Don Fisher hit 24 out of 25 birds for high score in singles for the Omak Fish and Gun Club on Jan. 20 in the third week of the 101st Spokesman-Review Inland Northwest Trapshoot, said spokeswoman Nancy Nessly.
“Shooters had a rough shoot this Sunday with cold temperatures and icy winds coming from the north at between five and 10 mph,” said Nessly.
After the first two weeks, Almira/Coulee City Gun Club was fifth (190), Omak was seventh (189) and Republic was 14th (186) in Division III, which includes 21 clubs.
Singles – 24, Don Fisher. 23, Roy Wadkins, Randy Clough, Tim Hagerup.
Handicap – 22, Mike Hodgson. 21, Don Fisher, Don Calentine.
Anyone wanting a child to participate in Okanogan Kid Wrestling must be at an orientation meeting at 6 p.m. Jan. 27 in Dawson Gym at the high school.
Those not attending will have to set up a meeting in order for their child to participate in the program.
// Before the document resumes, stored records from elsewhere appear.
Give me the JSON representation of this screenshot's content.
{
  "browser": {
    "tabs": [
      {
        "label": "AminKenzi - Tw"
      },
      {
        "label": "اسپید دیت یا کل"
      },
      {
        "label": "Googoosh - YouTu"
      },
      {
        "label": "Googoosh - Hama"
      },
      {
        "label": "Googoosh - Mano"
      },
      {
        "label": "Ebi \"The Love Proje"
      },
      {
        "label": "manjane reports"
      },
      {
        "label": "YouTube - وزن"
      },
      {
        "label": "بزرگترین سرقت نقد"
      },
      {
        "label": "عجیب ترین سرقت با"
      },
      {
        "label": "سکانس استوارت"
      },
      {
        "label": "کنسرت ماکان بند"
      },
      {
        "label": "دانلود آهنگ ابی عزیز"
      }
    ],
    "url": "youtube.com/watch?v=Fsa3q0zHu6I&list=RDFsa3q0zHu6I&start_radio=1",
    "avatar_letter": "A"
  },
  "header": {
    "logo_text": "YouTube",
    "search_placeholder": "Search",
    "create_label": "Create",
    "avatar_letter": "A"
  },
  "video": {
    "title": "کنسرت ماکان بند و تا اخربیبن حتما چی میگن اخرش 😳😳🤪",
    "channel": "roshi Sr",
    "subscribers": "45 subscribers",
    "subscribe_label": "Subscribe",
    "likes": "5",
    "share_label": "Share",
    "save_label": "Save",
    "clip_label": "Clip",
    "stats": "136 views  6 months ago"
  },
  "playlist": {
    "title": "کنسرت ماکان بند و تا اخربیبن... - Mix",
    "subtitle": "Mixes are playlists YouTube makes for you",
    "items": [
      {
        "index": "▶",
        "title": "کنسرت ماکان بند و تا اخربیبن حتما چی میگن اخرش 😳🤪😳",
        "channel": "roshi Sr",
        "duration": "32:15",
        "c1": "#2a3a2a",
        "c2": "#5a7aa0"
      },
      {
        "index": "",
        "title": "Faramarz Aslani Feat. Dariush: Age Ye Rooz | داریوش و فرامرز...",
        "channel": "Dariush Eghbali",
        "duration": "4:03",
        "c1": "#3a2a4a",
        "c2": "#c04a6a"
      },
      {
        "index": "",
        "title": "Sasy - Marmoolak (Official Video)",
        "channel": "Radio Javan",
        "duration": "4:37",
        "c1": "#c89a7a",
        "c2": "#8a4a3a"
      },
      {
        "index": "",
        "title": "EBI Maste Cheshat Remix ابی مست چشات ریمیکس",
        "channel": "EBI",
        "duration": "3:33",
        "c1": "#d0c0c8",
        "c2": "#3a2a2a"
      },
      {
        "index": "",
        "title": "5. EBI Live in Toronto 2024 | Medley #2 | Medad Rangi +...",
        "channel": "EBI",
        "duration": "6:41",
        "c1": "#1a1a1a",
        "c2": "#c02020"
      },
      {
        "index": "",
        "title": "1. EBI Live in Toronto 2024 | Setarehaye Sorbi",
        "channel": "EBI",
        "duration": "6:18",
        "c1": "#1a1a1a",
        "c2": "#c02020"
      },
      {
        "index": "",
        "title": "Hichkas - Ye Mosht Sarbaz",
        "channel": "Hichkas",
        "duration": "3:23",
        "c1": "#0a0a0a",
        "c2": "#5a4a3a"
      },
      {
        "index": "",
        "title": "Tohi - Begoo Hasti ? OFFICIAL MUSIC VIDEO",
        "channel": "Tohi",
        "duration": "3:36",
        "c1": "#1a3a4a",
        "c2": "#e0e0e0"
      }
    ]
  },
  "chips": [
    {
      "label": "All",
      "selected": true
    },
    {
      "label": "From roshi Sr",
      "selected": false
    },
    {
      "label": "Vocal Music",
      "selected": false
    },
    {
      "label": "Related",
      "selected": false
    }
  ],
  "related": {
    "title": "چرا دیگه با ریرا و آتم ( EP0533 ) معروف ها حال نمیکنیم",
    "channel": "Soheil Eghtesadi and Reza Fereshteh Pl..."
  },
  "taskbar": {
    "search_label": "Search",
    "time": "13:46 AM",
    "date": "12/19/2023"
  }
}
The young wrestlers will receive uniforms during the orientation.
Team and individual pictures by Tim Patrick Photography will be the same night, after orientation.
Practices are Mondays, Wednesdays and Fridays.
Information about practices and tournaments will be discussed during orientation.
There is a cost to participate.
Those with questions can contact Lee Morrison at 509-322-1411.
A bareback and saddle bronc rodeo clinic is planned for March 23-24 at the Expo Arena in Walla Walla.
The two day clinic will include basics, dry work and practice.
There is a cost.
Registration will be taken to March 15 by Stacie Sichelstiel at 208-660-9225 or email@example.com.
Livestock tailored to students will be provided by Corey and Lange Rodeo.
Instructors include eight-time National Finals Rodeo bareback qualifier Ryan Gray, four-time NFR saddle bronc qualifier Jess Martin and Montana Circuit saddle bronc champion Gray Mapston.
Space is limited at the clinic, sponsored by the Gem State Stampede Rodeo Committee of Coeur d’Alene, Idaho, and supported/sponsored by rodeo committees in the Columbia River Circuit, part of PRCA.
A fundraiser to benefit five young bowlers will be at 4 p.m. Jan. 26 at the Golden Eagle Senior Meal Site (old bingo hall) on Appleway in Okanogan.
The benefit is for the Matts – Maesun, Deacon, Malikh, Dawsyn and M’Laden.
There will be blackout bingo, a silent auction and Indian taco feed with drink.
Money raised will help the boys with travel and competing in tournaments.
Those wishing more information can contact Aimee Gorr at 509-322-8824.
A Brewster cheer camp is planned boys and girls from pre-Kindergarten to eighth grade.
Registration deadline is Jan. 22.
There is a fee, which can be paid at the high school office.
Packets are available at the middle school office.
Debbie Nuehring and Alvin Wadkins put down 1,000 aces plus had 300 pinochle on Tuesday at the Eagles in Okanogan.
Ida Laurie and Lisa Turner twice had 300 pinochle.
High scores: 8,800, Valerie Murray. 8,600, Debbie Nuehring. 8,510, Lisa Turner. 8,000, Tim Norman.
Partners with 300 pinochle: Tim Norman and Alvin Wadkins; Peggy Myers and Vicki Harlan; Ida Laurie and Boyd Walton; Debbie Nuehring and Alvin Wadkins; Peggy Myers and Tommye Robbins; Debbie Nuehring and Ida Laurie; Gail Norman and Paul Steuermann; Tommye Robbins and Buck Workman; Ida Laurie and Lisa Turner, twice.
Tri-Rivers Snowmobile Club will host a chili feed Jan. 26 at Parachute Meadow near Tiffany Springs.
The event runs from 11 a.m. to 2 p.m.
Hot dogs, chili, cookies, hot chocolate and coffee are on the menu.
Above the Rim took first place in the Omak Community Center Men’s Basketball League.
The team edged Trouble Makers, 57-56, in the championship game last weekend, said Sonny Sellars.
Shane Proctor of Grand Coulee finished fourth in the second round of bull riding at the National Western Stock Show last week in Denver.
Proctor put up a score of 77.5 on 4L and Diamond S Rodeo’s Foolish Crimes, which led the event after two rounds.
Al Camp is the sports editor at The Chronicle. Email him at firstname.lastname@example.org.